In all, the developers promised to save 33 percent of the significant tree canopy, which would amount to about 50 significant trees, as well as 62 non-significant trees according to a City staff report. City code for areas zoned R-4.5 requires at least 20 percent of significant trees to be preserved during development.
Yet regardless of tree protection measures and the lesser density proposed, residents spoke out largely against the project during the planning commission hearing.
The number one issue Ive got is the density of homes being proposed in the center of low density neighborhoods on all four sides, said Scot Chandler, a resident who lives on the Lake Oswego side of the property. No one in the surrounding area wants 34 homes in an R-4.5 zone packed into an area bordered by R-10 and R-15 zoned neighborhoods.
Chandler added that, Its not a planned development with a finite timeframe for the completion of home construction.
The construction on 34 homes could run many years, and the noise generated from all these separate projects will have a huge impact on the surrounding neighborhoods, Chandler said.

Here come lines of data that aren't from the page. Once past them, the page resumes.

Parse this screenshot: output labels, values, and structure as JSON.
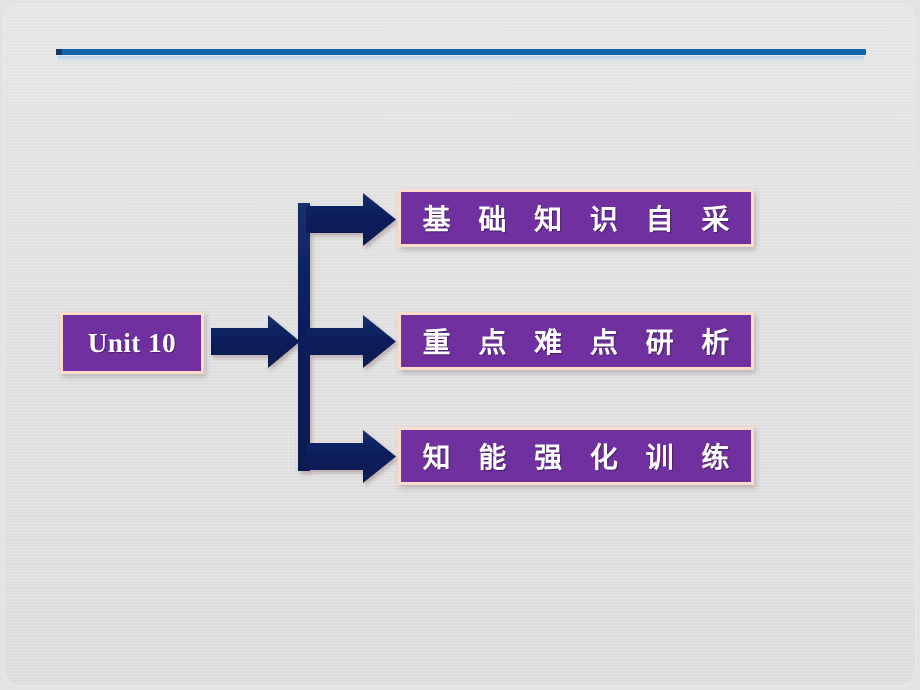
{
  "slide": {
    "background_color": "#e3e3e3",
    "accent_rule_color": "#1563ab",
    "chip_fill_color": "#7030a0",
    "chip_border_color": "#fbdcca",
    "connector_color": "#0e2060"
  },
  "unit": {
    "label": "Unit 10"
  },
  "topics": [
    {
      "label": "基 础 知 识 自 采"
    },
    {
      "label": "重 点 难 点 研 析"
    },
    {
      "label": "知 能 强 化 训 练"
    }
  ],
  "connectors": {
    "stem_arrow_name": "unit-to-trunk-arrow",
    "trunk_name": "vertical-trunk",
    "branch_names": [
      "trunk-to-topic-1-arrow",
      "trunk-to-topic-2-arrow",
      "trunk-to-topic-3-arrow"
    ]
  }
}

Speaking on behalf of the Robinwood Neighborhood Association, resident Dorianne Palmer noted that the association had adopted a resolution opposing the project during an April 12 meeting.
The development as proposed would cause a dramatic increase in traffic, with an estimated additional 340 car trips per day through the most impacted section of Highway 43 and Arbor Drive, Palmer said. Theres no concrete plan to address the dramatic increase in traffic. Mitigation projects should be constructed before the construction traffic begins.
As part of the conditions of approval proposed by City staff, the developers would contribute funding for a new left turn-only lane on Highway 43 from Arbor Drive to Shadow Hollow Way. That condition was determined by the Oregon Department of Transportation (ODOT), which owns Highway 43.
Speaking on behalf of the developer, attorney David Noren said the bottom line was that the application met city code, and that it was designed to limit disruption as much as possible.
We arent asking for all that would be allowed here, Noren said. Were asking for the absolute minimum. If we proposed less, youd have to deny us. We feel were doing all we can to provide a balanced, reasonable project here.
Ultimately, the six planning commissioners present at the hearing expressed split opinions.
Commissioner Charles Matthews, for his part, focused his concerns on the infrastructure surrounding the property.
What I have a difficult time getting past in the code is 85.200, no subdivisions shall be approved unless adequate public facilities are available, Matthews said. Im totally comfortable with R-4.5, this is not an argument about zoning. But creating a subdivision of that substantial size, I dont believe the streets that would provide all entry and exit are sufficient to meet the needs of that community.
I firmly believe the citys infrastructure will not support the development as it sits now, Commissioner Jim Farrell added.
Yet other commissioners said that the planning commissions role was simply to judge the application on its own merit, without addressing the broader surrounding area.
Im uncomfortable asking any applicant or developer to go that far beyond their own property, and what their property directly affects, Commissioner Jesse Knight said. While I support the thought behind it, Im not sure its something we can actually do.
I cant think of a time in the past where an applicant has to go to such a great extent for improvement on any application, Planning Commission Chair Michael Babbitt said.
An eventual motion to recommend approval of the application resulted in a 3-3 tie, thus prompting another deliberation session this past Wednesday, May 4, after The Tidings went to press.
The applicants now have 14 days to file an appeal to the City Council.